Ah, the sheer bliss, of watching and hearing the joyous melodic grooving of Gentle Thoughts, in an expanded live version. These righteous dudes both recreate the magic of the album version, and transcend it, with the live improv’ aspects of the performance.

So, I’d like to thank Herbie and co for the music, Tim Berners-Lee for the internet, and YouTube and ‘Phazers’ for hosting/posting this. Thanks for making an everyday Saturdsy magical.

* I get this phrase from Woody Allen’s Midnight In Paris.

SPORT: Football, World Cup ‘22 – Morocco beat Spain

Bono, formerly of U2, now taking Morocco further…

Well, whilst working on the shed roof, I watched the Morocco vs Spain game. It wasn’t the most exciting. For 90 minutes, then 30 more, the teams seemed pretty evenly matched.

I was rooting for Morocco. They played better.*

But when it went to the dreaded penalty shoot out? Then things got very interesting.

Morocco just beat Spain on penalties. And I have to say, they deserved the win. As I said above, it was not the greatest match I’ve ever seen. But Morocco dug in their heels, kept Spain under the cosh, and had the better opportunities.

This guy was a hero.

And when it came to the penalties, they were just better. They took them better, and their goalkeeper saved them better.

Achraf Hakimi’s penalty, and the celebration afterwards, were fabulous.

You could actually see it all in the player’s eyes. The Moroccans clearly wanted it, and believed they could do it. The Spanish, by contrast, were weak; you could see the doubt and fear in their faces. Astonishing!

* Oh, and I liked their kit better! I know this is silly, but sometimes I go with aesthetics.

On a separate but related note. I’m really digging this current England team. Just saw Grealish talking about facing France. The guy is as solid as his Giant Redwood tree-trunk legs. And he’s right. We have an excellent team.

With Sterling gone home, it’s interesting that the England team still have loads of firepower. France have Mbappe (ok, they also have Dembele, Griesman, etc.). But we have Kane, Saka, Foden, Henderson, Bellingham, and Pickford in goal (oh, and Grealish, lest we forget!).

That’s the spirit!

It’s unusual for me to say this, but I have faith in our team.

SPORT: Football, World Cup ‘22 – That’s More Like It!

What a great picture. What a great moment.

England 3, Senegal 0

I used to actively dislike football. Or at least I tried to, for a spell. What I really disliked (and still do) are: yobbism, the tribalism of some supporters, and the grotesque capitalism that has colonised and dominates the sport.

Anyway, mini-rant over, back to the footy. And tonight it was, mercifully, enjoyable. Well, at least it was if you’re rooting for England. And (I’ll forego my rant about patriotism and jingoism!) And I was/am rooting for England.

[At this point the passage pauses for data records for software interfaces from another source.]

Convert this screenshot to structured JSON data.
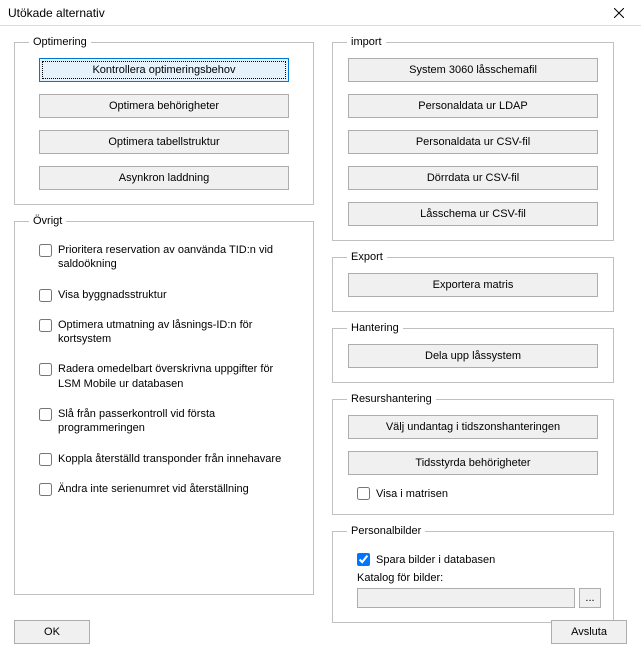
{
  "window": {
    "title": "Utökade alternativ"
  },
  "groups": {
    "optimering": {
      "legend": "Optimering",
      "buttons": [
        "Kontrollera optimeringsbehov",
        "Optimera behörigheter",
        "Optimera tabellstruktur",
        "Asynkron laddning"
      ]
    },
    "ovrigt": {
      "legend": "Övrigt",
      "checkboxes": [
        "Prioritera reservation av oanvända TID:n vid saldoökning",
        "Visa byggnadsstruktur",
        "Optimera utmatning av låsnings-ID:n för kortsystem",
        "Radera omedelbart överskrivna uppgifter för LSM Mobile ur databasen",
        "Slå från passerkontroll vid första programmeringen",
        "Koppla återställd transponder från innehavare",
        "Ändra inte serienumret vid återställning"
      ]
    },
    "import": {
      "legend": "import",
      "buttons": [
        "System 3060 låsschemafil",
        "Personaldata ur LDAP",
        "Personaldata ur CSV-fil",
        "Dörrdata ur CSV-fil",
        "Låsschema ur CSV-fil"
      ]
    },
    "export": {
      "legend": "Export",
      "button": "Exportera matris"
    },
    "hantering": {
      "legend": "Hantering",
      "button": "Dela upp låssystem"
    },
    "resurshantering": {
      "legend": "Resurshantering",
      "buttons": [
        "Välj undantag i tidszonshanteringen",
        "Tidsstyrda behörigheter"
      ],
      "checkbox": "Visa i matrisen"
    },
    "personalbilder": {
      "legend": "Personalbilder",
      "checkbox": "Spara bilder i databasen",
      "catalogLabel": "Katalog för bilder:",
      "catalogValue": "",
      "browseLabel": "..."
    }
  },
  "footer": {
    "ok": "OK",
    "avsluta": "Avsluta"
  }
}
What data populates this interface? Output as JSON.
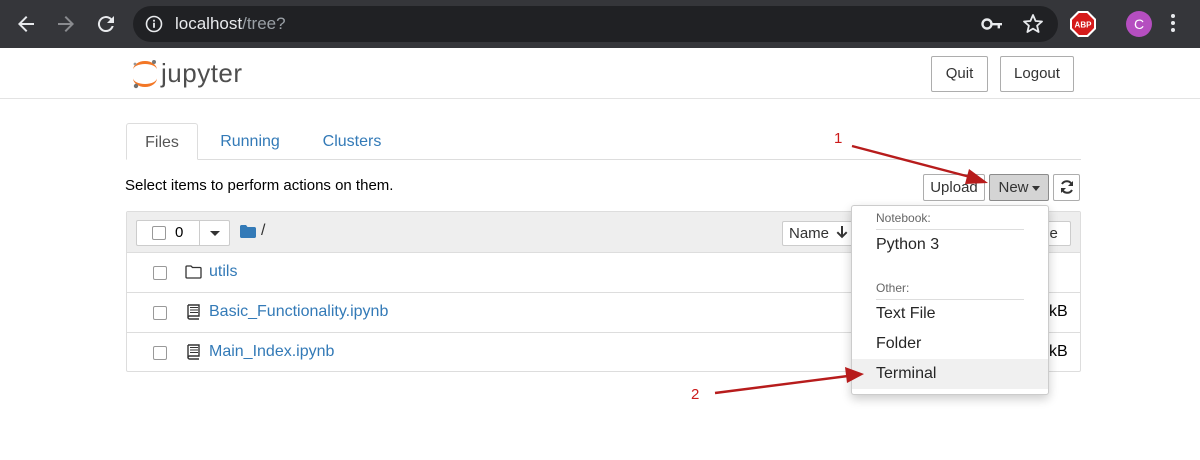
{
  "browser": {
    "url_host": "localhost",
    "url_path": "/tree?",
    "abp_label": "ABP",
    "avatar_letter": "C"
  },
  "header": {
    "logo_text": "jupyter",
    "quit_label": "Quit",
    "logout_label": "Logout"
  },
  "tabs": [
    {
      "label": "Files"
    },
    {
      "label": "Running"
    },
    {
      "label": "Clusters"
    }
  ],
  "toolbar": {
    "instruction": "Select items to perform actions on them.",
    "upload_label": "Upload",
    "new_label": "New"
  },
  "list_header": {
    "selected_count": "0",
    "breadcrumb": "/",
    "sort_name_label": "Name",
    "sort_size_label": "ze"
  },
  "files": [
    {
      "name": "utils",
      "type": "folder",
      "size": ""
    },
    {
      "name": "Basic_Functionality.ipynb",
      "type": "notebook",
      "size": "kB"
    },
    {
      "name": "Main_Index.ipynb",
      "type": "notebook",
      "size": "kB"
    }
  ],
  "new_menu": {
    "notebook_header": "Notebook:",
    "python_label": "Python 3",
    "other_header": "Other:",
    "text_file_label": "Text File",
    "folder_label": "Folder",
    "terminal_label": "Terminal"
  },
  "annotations": {
    "step1": "1",
    "step2": "2",
    "color": "#cc1b1b"
  }
}
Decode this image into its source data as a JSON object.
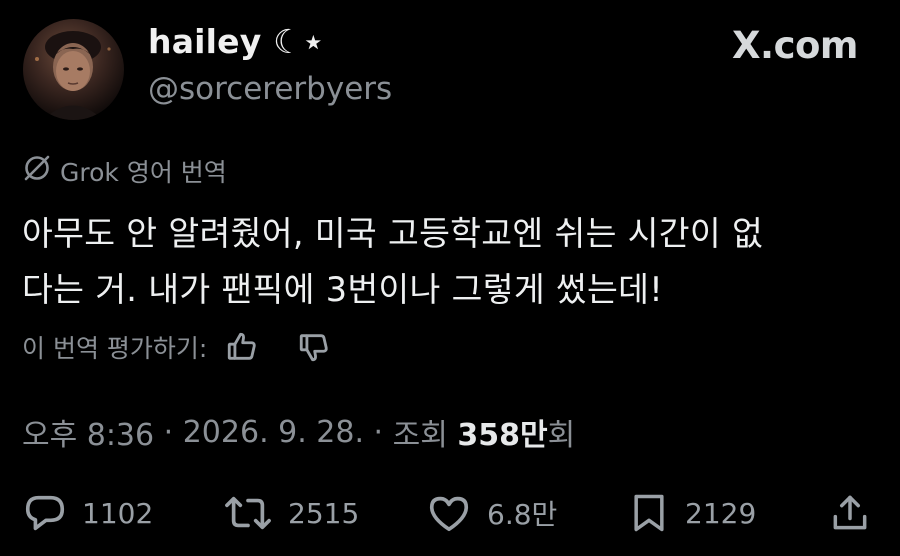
{
  "author": {
    "display_name": "hailey ☾⋆",
    "handle": "@sorcererbyers",
    "avatar_icon": "profile-photo"
  },
  "brand": "X.com",
  "translation": {
    "label": "Grok 영어 번역",
    "icon": "grok-slash-icon"
  },
  "tweet": {
    "line1": "아무도 안 알려줬어, 미국 고등학교엔 쉬는 시간이 없",
    "line2": "다는 거. 내가 팬픽에 3번이나 그렇게 썼는데!"
  },
  "rate": {
    "label": "이 번역 평가하기:",
    "like_icon": "thumbs-up-icon",
    "dislike_icon": "thumbs-down-icon"
  },
  "meta": {
    "time": "오후 8:36",
    "date": "2026. 9. 28.",
    "views_label": "조회",
    "views_count": "358만",
    "views_suffix": "회"
  },
  "actions": {
    "replies": "1102",
    "reposts": "2515",
    "likes": "6.8만",
    "bookmarks": "2129"
  },
  "colors": {
    "background": "#000000",
    "text": "#e7e9ea",
    "secondary": "#8b9096"
  }
}
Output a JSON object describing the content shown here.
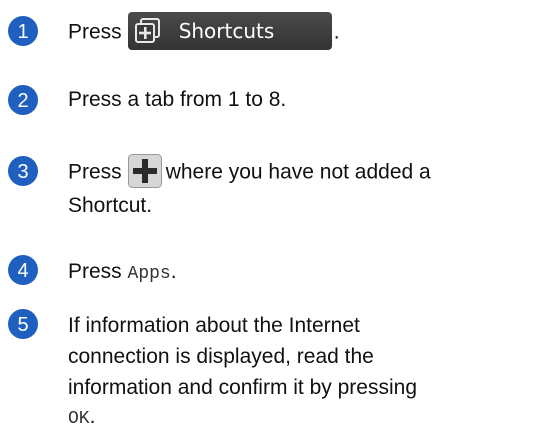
{
  "steps": [
    {
      "number": "1",
      "press": "Press",
      "button_label": "Shortcuts",
      "end": "."
    },
    {
      "number": "2",
      "text": "Press a tab from 1 to 8."
    },
    {
      "number": "3",
      "press": "Press",
      "after": "where you have not added a",
      "line2": "Shortcut."
    },
    {
      "number": "4",
      "press": "Press",
      "code": "Apps",
      "end": "."
    },
    {
      "number": "5",
      "line1": "If information about the Internet",
      "line2": "connection is displayed, read the",
      "line3": "information and confirm it by pressing",
      "code": "OK",
      "end": "."
    }
  ],
  "colors": {
    "badge": "#1f5fbf",
    "button_bg": "#3a3a3a",
    "plus_green": "#2f8f2f"
  }
}
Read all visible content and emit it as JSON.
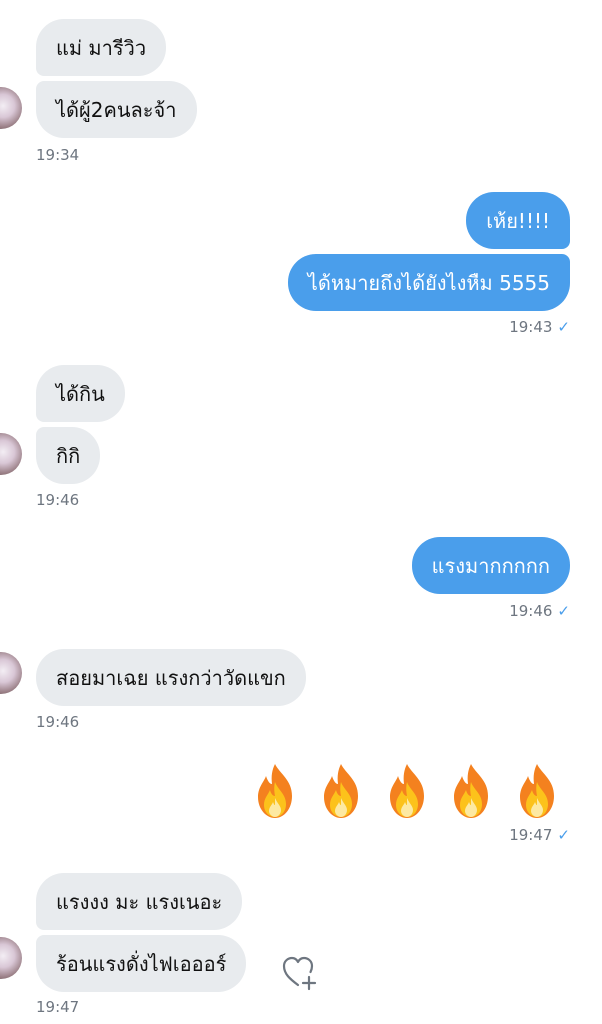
{
  "messages": [
    {
      "id": "m1",
      "dir": "in",
      "text": "แม่ มารีวิว"
    },
    {
      "id": "m2",
      "dir": "in",
      "text": "ได้ผู้2คนละจ้า"
    },
    {
      "id": "m3",
      "dir": "out",
      "text": "เห้ย!!!!"
    },
    {
      "id": "m4",
      "dir": "out",
      "text": "ได้หมายถึงได้ยังไงหืม 5555"
    },
    {
      "id": "m5",
      "dir": "in",
      "text": "ได้กิน"
    },
    {
      "id": "m6",
      "dir": "in",
      "text": "กิกิ"
    },
    {
      "id": "m7",
      "dir": "out",
      "text": "แรงมากกกกก"
    },
    {
      "id": "m8",
      "dir": "in",
      "text": "สอยมาเฉย แรงกว่าวัดแขก"
    },
    {
      "id": "m9",
      "dir": "in",
      "text": "แรงงง มะ แรงเนอะ"
    },
    {
      "id": "m10",
      "dir": "in",
      "text": "ร้อนแรงดั่งไฟเอออร์"
    }
  ],
  "timestamps": {
    "t1": "19:34",
    "t2": "19:43",
    "t3": "19:46",
    "t4": "19:46",
    "t5": "19:46",
    "t6": "19:47",
    "t7": "19:47"
  },
  "emoji_message": {
    "emoji": "fire",
    "count": 5
  },
  "read_mark": "✓",
  "icons": {
    "reaction": "heart-plus-icon",
    "avatar": "contact-avatar"
  },
  "colors": {
    "outgoing": "#4a9eeb",
    "incoming": "#e8ebee",
    "timestamp": "#6e7680"
  }
}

Bellingham and Henderson celebrate goal #1.

I won’t pretend I know much about the beautiful game. But I do know that I like Gareth Southgate’s managerial style, and the crop of players he has at his disposal. One of the ITV pundits – Gary Neville? – put it well, saying Southgate was ‘compassionate’, and that his team believed in him as a leader.

I also liked the sound of the cultivation of a team spirit by watching matches together, as opposed to players disappearing into solipsistic isolation in social media and gaming consoles, etc.

Kane hoofs in goal #2.

But to the match: Senegal started strongly, getting the first two best chances. But then England gradually warmed up. And in the last ten minutes of the first half, first Henderson and then Kane (finally!) scored superbly emphatic goals.

I have to admit my attention wandered in the second half. But then I’m not the worlds most ardent footy fan. And I often tend to be doing other stuff whilst watching matches. But when Saka scored goal number three – another real peach – it brought my attention back with a bang.

Saka enjoys the glory of goal #3.

I rarely bother with the pre or post match punditry. And tonight was, in that respect, business as usual, for me; hopped into a piping hot bath, and then off to bed! But it’s nice to have been able to enjoy watching England compete internationally and acquit themselves so admirably.

Great work, lads!